This Vox story shows how insurance coverage can be terribly misaligned with appropriate health care. Journalist German Lopez, who covers the opioid beat with terrific reporting and insight, profiles a woman who became addicted to her prescription pain killers and wanted to quit. She entered an intensive outpatient treatment program and was prescribed medication for addiction. But her insurer, who fully covered her Vicodin for pain, wouldn’t cover her Suboxone for addiction. Lopez further explores the restrictions on buprenorphine with voices from health insurers, addiction specialists, and policy experts.
The incentives are all backwards, as illustrated by this plaintive quote from the featured patient:
“It’s way easier to get opiates or heroin. … It’s so much easier than dealing with this bullshit.”
A slew of journalists covered the world’s largest cancer meeting (ASCO) this past week and — as we noted in following their coverage — filed stories with plenty of positive spin, minimized harms, and even promises of “holy grails.”
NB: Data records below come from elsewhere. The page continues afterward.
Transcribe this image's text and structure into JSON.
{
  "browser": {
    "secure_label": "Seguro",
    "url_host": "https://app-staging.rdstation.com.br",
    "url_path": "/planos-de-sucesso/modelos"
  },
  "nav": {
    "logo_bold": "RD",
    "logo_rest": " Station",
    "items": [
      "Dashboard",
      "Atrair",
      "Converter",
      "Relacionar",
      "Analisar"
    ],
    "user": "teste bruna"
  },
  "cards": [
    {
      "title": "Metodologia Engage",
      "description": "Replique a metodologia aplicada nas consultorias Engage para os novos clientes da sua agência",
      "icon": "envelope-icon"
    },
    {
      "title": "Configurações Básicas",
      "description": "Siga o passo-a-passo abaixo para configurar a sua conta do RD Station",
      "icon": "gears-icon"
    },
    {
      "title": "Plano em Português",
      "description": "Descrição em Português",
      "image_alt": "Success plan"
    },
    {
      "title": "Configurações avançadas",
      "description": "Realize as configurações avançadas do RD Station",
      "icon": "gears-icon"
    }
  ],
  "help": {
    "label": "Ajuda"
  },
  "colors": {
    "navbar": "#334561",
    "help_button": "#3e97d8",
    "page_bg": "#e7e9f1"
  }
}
But veteran NPR science journalist, Richard Harris, didn’t do that. He saw something different.
Harris found three examples of studies suggesting less treatment may be more, and plainly asks: “Why are doctors giving patients challenging and unnecessary treatments?”
I could summarize his proposed explanation here but I suggest you read it for yourself. It’s as insightful and clever a distillation as you’ll read. It goes right to the core of one of the most insidious problems plaguing our medical-industrial complex.
Please Note: These stories have not been subject to our rigorous, 10-criteria systematic review for accuracy, balance, and completeness. Rather, they represent pieces of health care journalism and opinion writing that members of our staff found compelling and wanted to share with others.
5-Star Friday is a regular feature on HealthNewsReview.org. You can find a list of previous installments HERE.